▸ Assigned task
Write out the listing below character for character, though without its pictures.

_ _ _ _

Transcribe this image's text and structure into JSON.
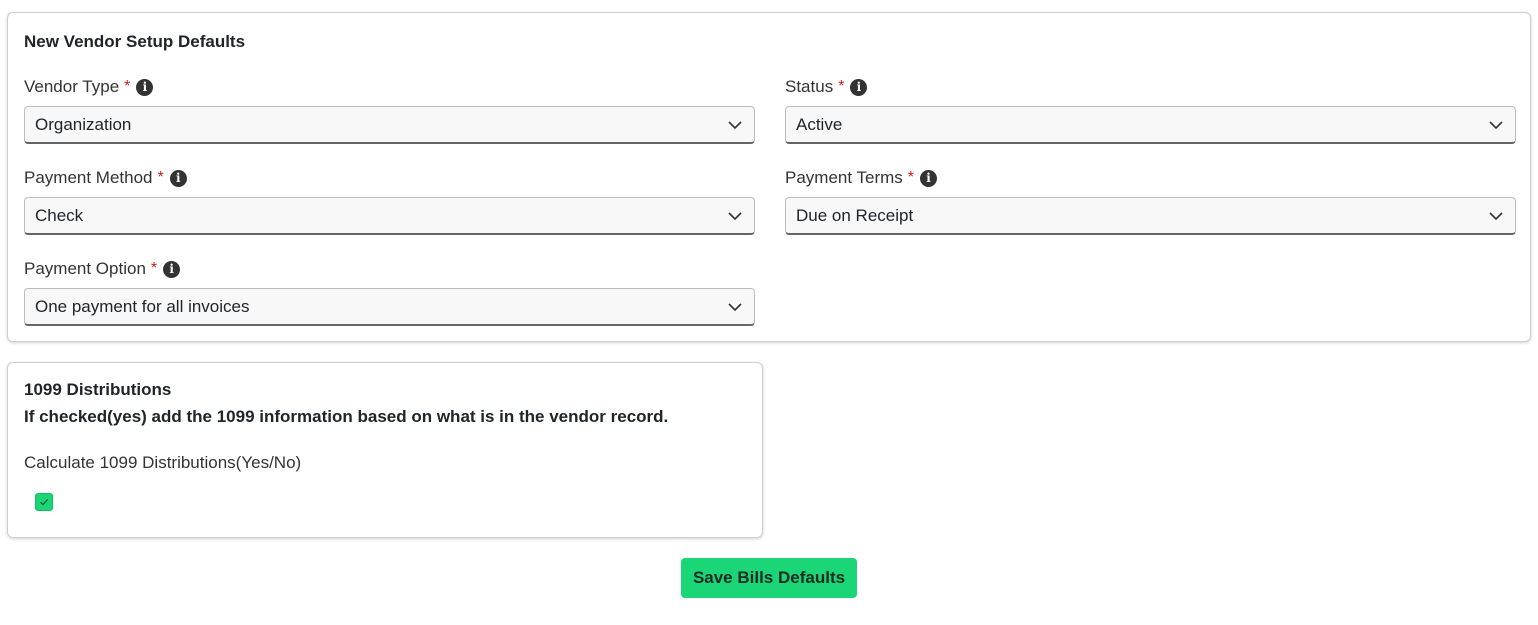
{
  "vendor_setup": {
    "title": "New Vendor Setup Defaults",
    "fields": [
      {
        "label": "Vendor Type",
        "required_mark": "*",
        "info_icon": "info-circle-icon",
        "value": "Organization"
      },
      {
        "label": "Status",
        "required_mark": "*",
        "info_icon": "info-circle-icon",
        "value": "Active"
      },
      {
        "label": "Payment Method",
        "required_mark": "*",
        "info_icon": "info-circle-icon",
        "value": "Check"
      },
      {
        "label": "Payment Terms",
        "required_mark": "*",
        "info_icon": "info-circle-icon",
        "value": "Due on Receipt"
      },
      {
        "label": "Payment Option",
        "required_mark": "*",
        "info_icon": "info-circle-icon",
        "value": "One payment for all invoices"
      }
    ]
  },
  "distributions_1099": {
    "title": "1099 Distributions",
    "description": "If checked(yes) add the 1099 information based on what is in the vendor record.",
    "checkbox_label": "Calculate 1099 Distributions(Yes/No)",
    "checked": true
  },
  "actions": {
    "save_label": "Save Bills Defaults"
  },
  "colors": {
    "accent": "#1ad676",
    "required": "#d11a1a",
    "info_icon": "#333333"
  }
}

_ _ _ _

▸ Exercise result
Transcribe this image's text and structure into JSON.
{
  "vendor_setup": {
    "title": "New Vendor Setup Defaults",
    "fields": [
      {
        "label": "Vendor Type",
        "required_mark": "*",
        "info_icon": "info-circle-icon",
        "value": "Organization"
      },
      {
        "label": "Status",
        "required_mark": "*",
        "info_icon": "info-circle-icon",
        "value": "Active"
      },
      {
        "label": "Payment Method",
        "required_mark": "*",
        "info_icon": "info-circle-icon",
        "value": "Check"
      },
      {
        "label": "Payment Terms",
        "required_mark": "*",
        "info_icon": "info-circle-icon",
        "value": "Due on Receipt"
      },
      {
        "label": "Payment Option",
        "required_mark": "*",
        "info_icon": "info-circle-icon",
        "value": "One payment for all invoices"
      }
    ]
  },
  "distributions_1099": {
    "title": "1099 Distributions",
    "description": "If checked(yes) add the 1099 information based on what is in the vendor record.",
    "checkbox_label": "Calculate 1099 Distributions(Yes/No)",
    "checked": true
  },
  "actions": {
    "save_label": "Save Bills Defaults"
  },
  "colors": {
    "accent": "#1ad676",
    "required": "#d11a1a",
    "info_icon": "#333333"
  }
}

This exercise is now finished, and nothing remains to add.